TASK DATA START
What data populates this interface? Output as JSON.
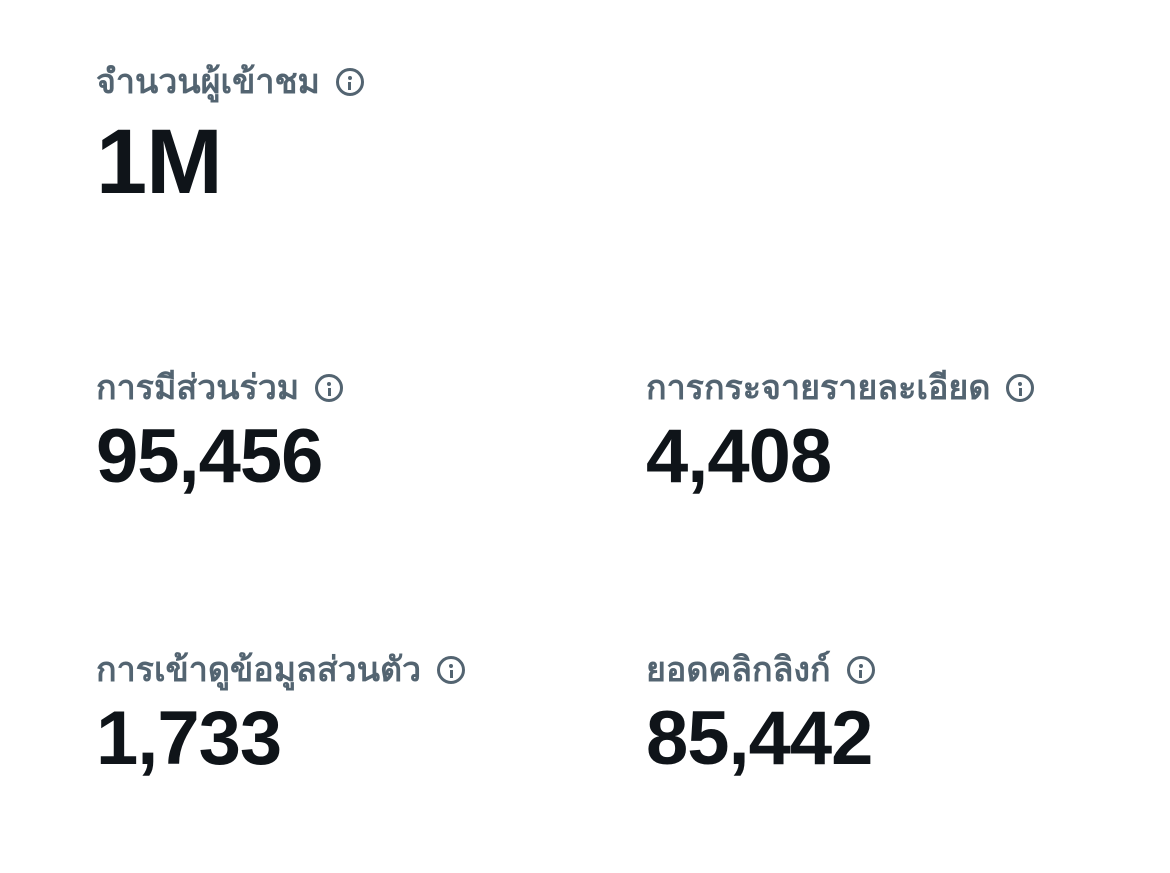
{
  "stats": [
    {
      "id": "impressions",
      "label": "จำนวนผู้เข้าชม",
      "value": "1M"
    },
    {
      "id": "engagements",
      "label": "การมีส่วนร่วม",
      "value": "95,456"
    },
    {
      "id": "detail_expands",
      "label": "การกระจายรายละเอียด",
      "value": "4,408"
    },
    {
      "id": "profile_visits",
      "label": "การเข้าดูข้อมูลส่วนตัว",
      "value": "1,733"
    },
    {
      "id": "link_clicks",
      "label": "ยอดคลิกลิงก์",
      "value": "85,442"
    }
  ],
  "icons": {
    "info": "info-circle-icon"
  },
  "colors": {
    "label": "#536471",
    "value": "#0f1419",
    "background": "#ffffff"
  }
}
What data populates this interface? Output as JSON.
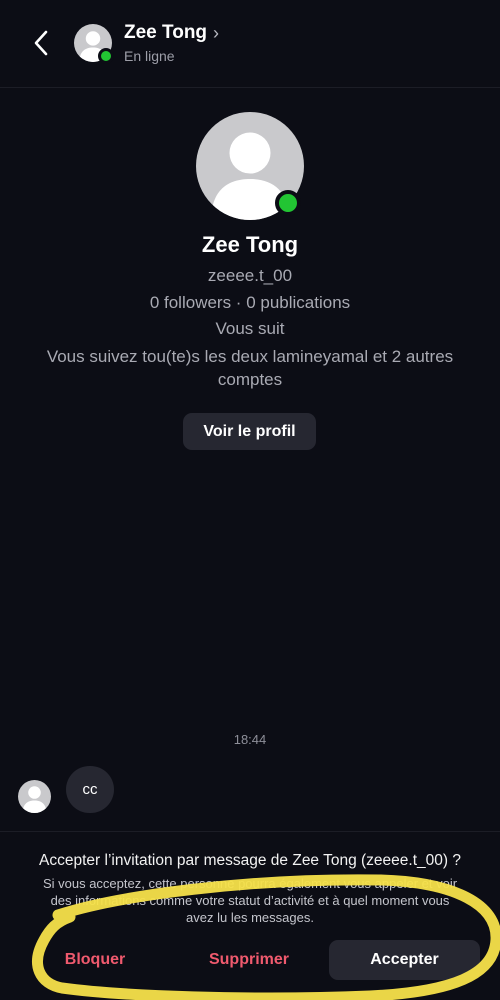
{
  "header": {
    "back_icon": "chevron-left-icon",
    "name": "Zee Tong",
    "chevron": "›",
    "status": "En ligne"
  },
  "profile": {
    "name": "Zee Tong",
    "username": "zeeee.t_00",
    "stats": "0 followers · 0 publications",
    "follows_you": "Vous suit",
    "mutual": "Vous suivez tou(te)s les deux lamineyamal et 2 autres comptes",
    "view_profile_label": "Voir le profil"
  },
  "conversation": {
    "timestamp": "18:44",
    "messages": [
      {
        "text": "cc"
      }
    ]
  },
  "invite": {
    "title": "Accepter l’invitation par message de Zee Tong (zeeee.t_00) ?",
    "description": "Si vous acceptez, cette personne pourra également vous appeler et voir des informations comme votre statut d’activité et à quel moment vous avez lu les messages.",
    "block_label": "Bloquer",
    "delete_label": "Supprimer",
    "accept_label": "Accepter"
  },
  "colors": {
    "background": "#0c0d15",
    "online": "#22c533",
    "danger": "#f05a6e",
    "button_bg": "#262731",
    "highlight": "#f7e24a"
  }
}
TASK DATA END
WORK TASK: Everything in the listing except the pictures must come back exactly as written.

RESULT FOR THIS EXERCISE:
What data populates this interface? Output as JSON.
{
  "stats": [
    {
      "id": "impressions",
      "label": "จำนวนผู้เข้าชม",
      "value": "1M"
    },
    {
      "id": "engagements",
      "label": "การมีส่วนร่วม",
      "value": "95,456"
    },
    {
      "id": "detail_expands",
      "label": "การกระจายรายละเอียด",
      "value": "4,408"
    },
    {
      "id": "profile_visits",
      "label": "การเข้าดูข้อมูลส่วนตัว",
      "value": "1,733"
    },
    {
      "id": "link_clicks",
      "label": "ยอดคลิกลิงก์",
      "value": "85,442"
    }
  ],
  "icons": {
    "info": "info-circle-icon"
  },
  "colors": {
    "label": "#536471",
    "value": "#0f1419",
    "background": "#ffffff"
  }
}
What data populates this interface? Output as JSON.
{
  "header": {
    "back_icon": "chevron-left-icon",
    "name": "Zee Tong",
    "chevron": "›",
    "status": "En ligne"
  },
  "profile": {
    "name": "Zee Tong",
    "username": "zeeee.t_00",
    "stats": "0 followers · 0 publications",
    "follows_you": "Vous suit",
    "mutual": "Vous suivez tou(te)s les deux lamineyamal et 2 autres comptes",
    "view_profile_label": "Voir le profil"
  },
  "conversation": {
    "timestamp": "18:44",
    "messages": [
      {
        "text": "cc"
      }
    ]
  },
  "invite": {
    "title": "Accepter l’invitation par message de Zee Tong (zeeee.t_00) ?",
    "description": "Si vous acceptez, cette personne pourra également vous appeler et voir des informations comme votre statut d’activité et à quel moment vous avez lu les messages.",
    "block_label": "Bloquer",
    "delete_label": "Supprimer",
    "accept_label": "Accepter"
  },
  "colors": {
    "background": "#0c0d15",
    "online": "#22c533",
    "danger": "#f05a6e",
    "button_bg": "#262731",
    "highlight": "#f7e24a"
  }
}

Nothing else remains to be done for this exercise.